In 2004, the President’s Council on Bioethics released a report discussing research into pharmaceuticals that dampen recent traumatic memories. Kolber, who had recently become a law professor, was fascinated by the report. In response, he authored an article, “Therapeutic Forgetting: The Legal and Ethical Implications of Memory Dampening,” 59 Vanderbilt Law Review 1561 (2006), discussing the implications of such drugs and criticizing the council’s overly fearful tone. He soon discovered a whole wave of new brain-related technologies that were starting to raise important questions for lawyers, judges, and scholars. Today, there is a substantial community of scholars focused on neurolaw.

In his recent article, “Supreme Judicial Bullshit,” forthcoming in the Arizona State Law Journal, Kolber discusses the many reasons that judges—particularly at the U.S. Supreme Court—use bullshit (as defined by noted American philosopher and Princeton University Professor Emeritus Harry Frankfurt) and how it reduces transparency and creates other potential problems.

“While we have come to expect bullshit from politicians, there is no shortage of judicial bullshit either,” he writes. “[W]e see judges bullshit for many reasons including the desire to keep precedents malleable, avoid line drawing, hide the arbitrariness of line drawing, sound important, be memorable, gloss over inconvenient facts, sound poetic, make it seem like their hands are tied, and appear to address profound questions without actually staking out provocative positions.” He has received widespread attention for his paper, which he presented at the Icahn School of Medicine at Mount Sinai, Stanford Law School, and Seton Hall Law School.

Kolber has been busy this spring presenting his work to colleagues in the field.
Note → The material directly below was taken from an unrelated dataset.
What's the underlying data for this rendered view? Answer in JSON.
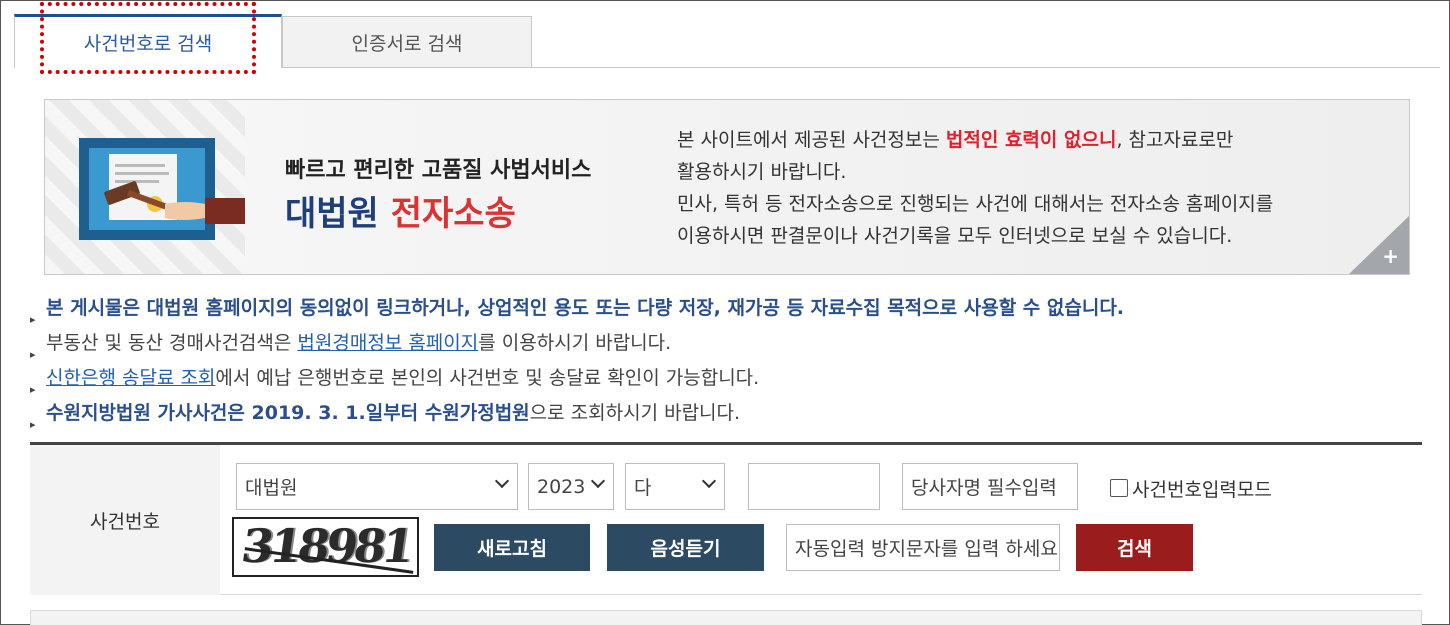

At Oxford University, he delivered a talk on punishment theory, “The Time Frame Challenge to Retributivism.” His article “Punishment and Moral Risk,” which appears in the current issue of the Illinois Law Review, was the subject of an online symposium in April at the University of Illinois College of Law, where five law professors responded to the paper.

“Legal opinions would be much more transparent if judges directly addressed their uncertainty and explained its influence on their deliberations,” he argues in this article. Kolber believes all moral and legal theorists, like himself, also should more openly address moral uncertainty in their work and in scholarly exchanges, and he takes this approach in his teaching as well. He encourages students in his bioethics and public policy class to not only consider their views on an issue like abortion but also explore the “approximate probability that their views are wrong.”

“I want to show students the many dimensions of heated political debates,” he says.